Those who live in the neighborhoods near the interstate say an increase in sound levels from highway traffic has negatively impacted their quality of life.
Neighbors were quick to come together. They formed a citizens group to present their case and work with public officials to find a solution that would bring more peace and quiet to their homes.
The group rallied the support of more than 1,000 residents across 20 subdivisions and worked diligently with local leaders, state lawmakers and the Michigan Department of Transportation to eventually reassess the noise pollution impact.
With the help of local experts, they did conduct sound studies similar to MDOT’s initial assessments and argued the agency’s historical standards failed to take into account the full impact of extensive vegetation elimination and other factors of modernizing the roadway.
The residents proposed that MDOT update its threshold for acceptable noise levels to the World Health Organization’s 53-decibel standard for humans rather than its 66-decibel target, asserting that noise pollution’s negative effects include elevated stress levels, disrupted sleep patterns that lead to an inability to focus and concentrate, a lack of peace and contribute to long-term health issues over time.
The work and dedication of this grassroots group has been commendable. While it hasn’t been a speedy process, they continued to make their case to public servants and remain determined to make their voices heard.
In April, MDOT officials met with Troy residents at the city’s community center to present the results of the agency’s most recent two-year sound study of the renovated highway corridor. Officials indicated that two sections met the department’s criteria for the construction of a sound wall to reduce excessive noise levels.

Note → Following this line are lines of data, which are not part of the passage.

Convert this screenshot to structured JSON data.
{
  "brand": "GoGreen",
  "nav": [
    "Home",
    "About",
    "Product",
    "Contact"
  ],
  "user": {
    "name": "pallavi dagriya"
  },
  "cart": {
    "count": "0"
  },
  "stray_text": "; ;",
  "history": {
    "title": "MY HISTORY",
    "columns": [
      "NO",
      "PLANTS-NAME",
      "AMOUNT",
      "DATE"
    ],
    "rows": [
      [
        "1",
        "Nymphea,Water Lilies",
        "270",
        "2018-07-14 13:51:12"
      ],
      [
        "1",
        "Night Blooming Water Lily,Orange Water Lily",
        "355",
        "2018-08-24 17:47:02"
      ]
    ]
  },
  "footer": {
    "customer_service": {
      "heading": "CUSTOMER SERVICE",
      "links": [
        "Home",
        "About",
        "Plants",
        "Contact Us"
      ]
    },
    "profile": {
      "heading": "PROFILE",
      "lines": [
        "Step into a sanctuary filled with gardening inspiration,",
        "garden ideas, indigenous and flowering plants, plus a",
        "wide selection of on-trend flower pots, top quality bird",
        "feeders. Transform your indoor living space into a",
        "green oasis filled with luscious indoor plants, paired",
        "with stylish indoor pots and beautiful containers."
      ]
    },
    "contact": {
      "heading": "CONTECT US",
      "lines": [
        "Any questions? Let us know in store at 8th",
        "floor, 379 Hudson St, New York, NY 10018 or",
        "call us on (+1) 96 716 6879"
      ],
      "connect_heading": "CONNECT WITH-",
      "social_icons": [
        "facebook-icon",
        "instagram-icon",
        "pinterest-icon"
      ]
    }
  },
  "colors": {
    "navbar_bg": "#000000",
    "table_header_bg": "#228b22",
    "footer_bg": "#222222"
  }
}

MDOT has $4 million from a previous appropriation to build the additional sound walls. However, department officials stated that an additional $10 million is needed to complete the project, and they will not allocate any of their $6.5 billion FY 2022-23 budget to it.
It is now time for the Legislature to act as it prepares and negotiates the state’s 2024 budget. That is why I have formally requested the Senate include this $10 million appropriation in MDOT’s budget, and I will work in a bipartisan manner with my colleagues in the House to ensure their chamber provides for this funding as well.
While many residents along the affected I-75 corridor would like to see even more funding set aside to construct additional sound walls along the route, it is important for the Legislature to provide the necessary financial resources for MDOT to construct the portions of the wall identified by its most recent study.
We owe it to our constituents to push these funds forward in full, and finally get something done for the residents of Troy.
This op-ed appeared in the June 8, 2023 edition of The Detroit News.